copyrighted image

If you just want to lie in the sunloungers/deck chairs make sure you get there early, particularly in season and at the weekend and you may just be lucky.

I visited a few times, and although you can definitely eat and drink in cheaper places (it's definitely not remotely expensive if you're holidaying from Europe/The Middle East/Oz or U.S.A) I don't think that you'll find anywhere as clean, with such great cocktails and food and it's definitely affordable on a backpacker budget. The pizzas are pretty renowned but I also ate prawn salad and some more Sri Lankan offerings and everything was fresh, delicious and with generous portions.
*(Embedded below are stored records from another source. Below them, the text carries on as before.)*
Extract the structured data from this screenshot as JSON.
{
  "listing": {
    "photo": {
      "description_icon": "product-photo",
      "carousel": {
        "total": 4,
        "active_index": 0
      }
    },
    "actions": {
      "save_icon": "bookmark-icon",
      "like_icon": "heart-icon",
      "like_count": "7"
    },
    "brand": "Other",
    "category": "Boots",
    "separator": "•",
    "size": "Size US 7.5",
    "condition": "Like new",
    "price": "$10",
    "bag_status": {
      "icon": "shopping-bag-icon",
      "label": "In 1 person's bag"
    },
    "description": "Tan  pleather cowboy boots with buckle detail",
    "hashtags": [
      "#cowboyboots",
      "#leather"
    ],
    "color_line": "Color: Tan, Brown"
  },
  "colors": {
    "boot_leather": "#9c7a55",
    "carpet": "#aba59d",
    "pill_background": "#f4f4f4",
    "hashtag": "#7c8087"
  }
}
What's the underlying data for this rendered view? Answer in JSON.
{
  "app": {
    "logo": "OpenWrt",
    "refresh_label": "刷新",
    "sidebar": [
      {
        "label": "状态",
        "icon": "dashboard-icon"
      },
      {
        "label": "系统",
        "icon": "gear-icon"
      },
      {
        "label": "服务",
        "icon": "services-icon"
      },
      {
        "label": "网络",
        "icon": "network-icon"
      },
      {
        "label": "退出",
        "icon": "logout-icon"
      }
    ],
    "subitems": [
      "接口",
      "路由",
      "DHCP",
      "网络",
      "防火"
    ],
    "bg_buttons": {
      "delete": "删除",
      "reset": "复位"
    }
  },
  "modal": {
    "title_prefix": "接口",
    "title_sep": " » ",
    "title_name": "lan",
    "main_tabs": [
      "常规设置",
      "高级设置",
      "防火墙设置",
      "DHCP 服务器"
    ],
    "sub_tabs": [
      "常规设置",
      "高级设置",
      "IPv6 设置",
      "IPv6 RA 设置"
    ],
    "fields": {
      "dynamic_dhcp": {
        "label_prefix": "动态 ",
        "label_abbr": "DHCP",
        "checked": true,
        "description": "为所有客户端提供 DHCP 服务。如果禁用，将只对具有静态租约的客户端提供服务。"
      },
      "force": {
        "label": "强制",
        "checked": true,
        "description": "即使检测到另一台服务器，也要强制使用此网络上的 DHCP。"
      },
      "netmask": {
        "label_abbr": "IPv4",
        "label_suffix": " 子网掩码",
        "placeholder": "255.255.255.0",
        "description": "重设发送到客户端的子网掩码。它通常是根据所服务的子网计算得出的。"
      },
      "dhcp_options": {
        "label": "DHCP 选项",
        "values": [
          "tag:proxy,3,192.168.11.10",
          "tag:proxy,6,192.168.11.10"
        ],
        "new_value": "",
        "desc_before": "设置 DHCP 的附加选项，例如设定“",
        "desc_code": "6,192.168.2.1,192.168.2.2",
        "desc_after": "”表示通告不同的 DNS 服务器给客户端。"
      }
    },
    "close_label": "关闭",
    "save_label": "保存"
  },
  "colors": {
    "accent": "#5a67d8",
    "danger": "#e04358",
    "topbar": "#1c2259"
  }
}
The cocktails were yummy too, evidence of the amount of fresh fruit on offer.

Sarah, CJ and myself with yummy cocktails

Of course, as with any beach bar in Sri Lanka, if you're going any time past four pm, ensure you are sensibly lathered in citronella or deet as the mossies also like Wijaya, and I woke up with approximately 30 bites on my leg one morning! They must have smelt the sweet cocktails...

Although I didn't stay here, I believe Wijaya also has some boutique style guest rooms, which are romantic, clean and budget-friendly (also creepy-crawly free, according to people who have stayed there). If you need something more private and a little bigger - my friends have a beautiful place right across the road - with an open air shower and chipmunks playing in the trees. 

Ambience: 10/10 - I can't fault this place, from lounging and lunch, beach and beer or a cocktail night with friends, it's chilled but you can still party here.
Price: Rs. 400 alcoholic beverages start very reasonably but steadily rise.... cocktails are from Rs. 750 upwards. You can bring your own wine, corkage is approx. Rs. 1000 (which is quite reasonable). 
Food: The food here is a highlight, Pizza's around Rs. 1200, My prawn salad Rs. 850, and there were plenty of prawns. Yes, It's on the high side but the portions are healthy and the food is tasty and fresh.
Location: Matara Road (you can get a bus to stop outside! I used to get a Matara bus from Hikka or Galle), Dalawella, Unawatuna. From Unawatuna, expect to pay about Rs.400 upwards for a tuk.
Toilets: Very clean and there are outdoor showers to wash the sand from the beach off :D
Overall: I spent quite a few nights here, met so many expats, locals and holiday-makers. I really liked the place and I hope to visit again.

Their own website can be found here